Beware public, Big Corporate is watching you
There is a greater threat to privacy from private companies than intelligence agencies as they snoop more customer data and share them with each other and authorities, said GCHQ director Sir Iain Lobban in an interview with The Telegraph.
Commenting on an ongoing row over the level of snooping powers to be given to the police and intelligence agencies, Sir Iain told the paper: "Look, who has the info on you? It’s the commercial companies, not us, who know everything – a massive sharing of data."
He warned the public to be more concerned about what private companies are doing with their personal information.
His statement came as reports surfaced about three of the UK’s main mobile phone companies, including EE, Vodafone and Three sharing data on customers to the police automatically, if asked.
While EE responded that the system was automated but subject to oversight, Vodafone has accepted that though the requests are being processed automatically, it was done within Regulation of Investigatory Powers Act (Ripa) framework.
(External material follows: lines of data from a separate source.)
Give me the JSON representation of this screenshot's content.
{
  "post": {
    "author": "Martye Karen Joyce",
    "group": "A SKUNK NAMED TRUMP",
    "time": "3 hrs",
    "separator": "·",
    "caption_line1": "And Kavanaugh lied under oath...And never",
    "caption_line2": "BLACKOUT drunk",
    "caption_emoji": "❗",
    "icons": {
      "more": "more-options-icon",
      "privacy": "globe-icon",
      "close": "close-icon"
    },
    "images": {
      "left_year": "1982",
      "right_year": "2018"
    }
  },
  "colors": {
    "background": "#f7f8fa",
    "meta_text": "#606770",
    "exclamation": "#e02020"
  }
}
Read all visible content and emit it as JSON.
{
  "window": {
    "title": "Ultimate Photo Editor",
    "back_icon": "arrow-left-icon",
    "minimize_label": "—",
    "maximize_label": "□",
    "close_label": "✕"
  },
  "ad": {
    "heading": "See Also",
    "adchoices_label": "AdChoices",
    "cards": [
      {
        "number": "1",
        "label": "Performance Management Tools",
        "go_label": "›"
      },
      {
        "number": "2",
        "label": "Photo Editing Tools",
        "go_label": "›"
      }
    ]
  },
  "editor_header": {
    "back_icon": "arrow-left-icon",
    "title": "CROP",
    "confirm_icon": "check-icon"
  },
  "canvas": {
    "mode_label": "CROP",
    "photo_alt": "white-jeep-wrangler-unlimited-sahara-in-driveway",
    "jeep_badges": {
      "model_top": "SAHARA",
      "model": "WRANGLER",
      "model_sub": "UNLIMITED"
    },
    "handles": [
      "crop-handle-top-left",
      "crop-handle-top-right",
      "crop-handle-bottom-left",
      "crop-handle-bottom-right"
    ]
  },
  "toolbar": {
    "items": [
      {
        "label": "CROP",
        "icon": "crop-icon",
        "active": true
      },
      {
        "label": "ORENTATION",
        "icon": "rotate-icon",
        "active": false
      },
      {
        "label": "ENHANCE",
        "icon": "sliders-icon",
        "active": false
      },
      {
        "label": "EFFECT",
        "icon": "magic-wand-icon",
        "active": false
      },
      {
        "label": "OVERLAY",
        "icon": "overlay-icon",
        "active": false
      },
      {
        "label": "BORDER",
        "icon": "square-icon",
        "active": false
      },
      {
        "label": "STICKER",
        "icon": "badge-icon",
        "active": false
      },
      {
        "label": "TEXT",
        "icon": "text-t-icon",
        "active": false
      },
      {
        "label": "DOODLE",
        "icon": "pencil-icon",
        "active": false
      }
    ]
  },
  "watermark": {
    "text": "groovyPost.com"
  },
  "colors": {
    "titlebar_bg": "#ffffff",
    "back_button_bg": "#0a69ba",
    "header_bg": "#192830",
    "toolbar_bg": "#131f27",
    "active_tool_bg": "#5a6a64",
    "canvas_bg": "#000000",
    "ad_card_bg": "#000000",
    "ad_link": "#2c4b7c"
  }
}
Three said that it was following the legal requirements.
As per Ripa, which was designed to counter terrorism, the authorities are allowed to access phone and Internet records.
The Telegraph’s investigation has revealed that phone companies rarely review the data and instead, process it on an automated system, before it is passed on to the police.
Commenting on this, Eric King, deputy director of Privacy International, said: "If companies are providing communications data to law enforcement on automatic pilot, it’s as good as giving police direct access."
Despite the criticism, UK Home Secretary Theresa May wants snooping powers to expand, in order to improve the surveillance activities, because terrorists are using social media and chat rooms that are not tracked properly by Internet companies.
In an attempt to expand the snooping powers May is planning to revive the proposal named ‘the snooper’s charter’ that was written off by The Liberal Democrats previously.